:: Records for processing

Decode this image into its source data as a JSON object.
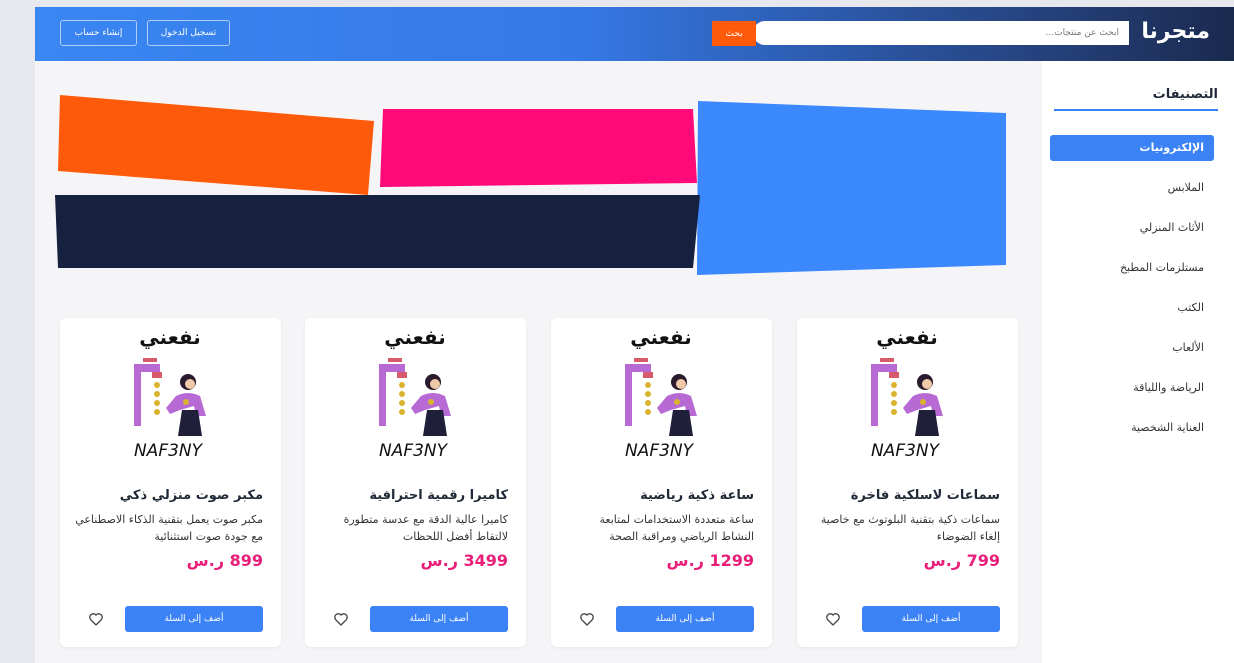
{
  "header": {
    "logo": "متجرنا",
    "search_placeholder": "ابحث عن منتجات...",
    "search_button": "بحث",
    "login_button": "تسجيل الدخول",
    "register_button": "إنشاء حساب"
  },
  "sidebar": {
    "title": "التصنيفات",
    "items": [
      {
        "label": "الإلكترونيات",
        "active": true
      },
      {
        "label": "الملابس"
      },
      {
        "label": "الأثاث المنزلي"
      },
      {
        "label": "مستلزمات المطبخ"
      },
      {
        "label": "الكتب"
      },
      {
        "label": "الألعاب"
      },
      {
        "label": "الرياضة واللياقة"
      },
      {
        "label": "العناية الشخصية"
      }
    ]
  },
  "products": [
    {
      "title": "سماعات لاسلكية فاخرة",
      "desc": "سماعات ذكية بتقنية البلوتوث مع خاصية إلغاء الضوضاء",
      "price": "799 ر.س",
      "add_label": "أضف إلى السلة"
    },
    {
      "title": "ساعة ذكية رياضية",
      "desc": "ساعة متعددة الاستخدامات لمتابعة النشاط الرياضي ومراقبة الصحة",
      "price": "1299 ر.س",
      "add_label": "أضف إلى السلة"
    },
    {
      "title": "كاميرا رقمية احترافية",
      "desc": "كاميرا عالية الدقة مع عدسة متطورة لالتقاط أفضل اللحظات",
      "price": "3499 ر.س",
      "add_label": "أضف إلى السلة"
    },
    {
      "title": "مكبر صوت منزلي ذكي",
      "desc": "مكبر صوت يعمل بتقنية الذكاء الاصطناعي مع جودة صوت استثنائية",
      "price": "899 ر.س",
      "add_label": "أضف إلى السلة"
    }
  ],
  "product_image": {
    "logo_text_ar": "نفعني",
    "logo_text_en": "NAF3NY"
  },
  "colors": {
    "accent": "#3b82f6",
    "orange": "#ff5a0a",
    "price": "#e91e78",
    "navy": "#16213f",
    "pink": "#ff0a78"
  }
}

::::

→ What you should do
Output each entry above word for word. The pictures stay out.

→ Answer to this task
Decode this image into its source data as a JSON object.
{
  "header": {
    "logo": "متجرنا",
    "search_placeholder": "ابحث عن منتجات...",
    "search_button": "بحث",
    "login_button": "تسجيل الدخول",
    "register_button": "إنشاء حساب"
  },
  "sidebar": {
    "title": "التصنيفات",
    "items": [
      {
        "label": "الإلكترونيات",
        "active": true
      },
      {
        "label": "الملابس"
      },
      {
        "label": "الأثاث المنزلي"
      },
      {
        "label": "مستلزمات المطبخ"
      },
      {
        "label": "الكتب"
      },
      {
        "label": "الألعاب"
      },
      {
        "label": "الرياضة واللياقة"
      },
      {
        "label": "العناية الشخصية"
      }
    ]
  },
  "products": [
    {
      "title": "سماعات لاسلكية فاخرة",
      "desc": "سماعات ذكية بتقنية البلوتوث مع خاصية إلغاء الضوضاء",
      "price": "799 ر.س",
      "add_label": "أضف إلى السلة"
    },
    {
      "title": "ساعة ذكية رياضية",
      "desc": "ساعة متعددة الاستخدامات لمتابعة النشاط الرياضي ومراقبة الصحة",
      "price": "1299 ر.س",
      "add_label": "أضف إلى السلة"
    },
    {
      "title": "كاميرا رقمية احترافية",
      "desc": "كاميرا عالية الدقة مع عدسة متطورة لالتقاط أفضل اللحظات",
      "price": "3499 ر.س",
      "add_label": "أضف إلى السلة"
    },
    {
      "title": "مكبر صوت منزلي ذكي",
      "desc": "مكبر صوت يعمل بتقنية الذكاء الاصطناعي مع جودة صوت استثنائية",
      "price": "899 ر.س",
      "add_label": "أضف إلى السلة"
    }
  ],
  "product_image": {
    "logo_text_ar": "نفعني",
    "logo_text_en": "NAF3NY"
  },
  "colors": {
    "accent": "#3b82f6",
    "orange": "#ff5a0a",
    "price": "#e91e78",
    "navy": "#16213f",
    "pink": "#ff0a78"
  }
}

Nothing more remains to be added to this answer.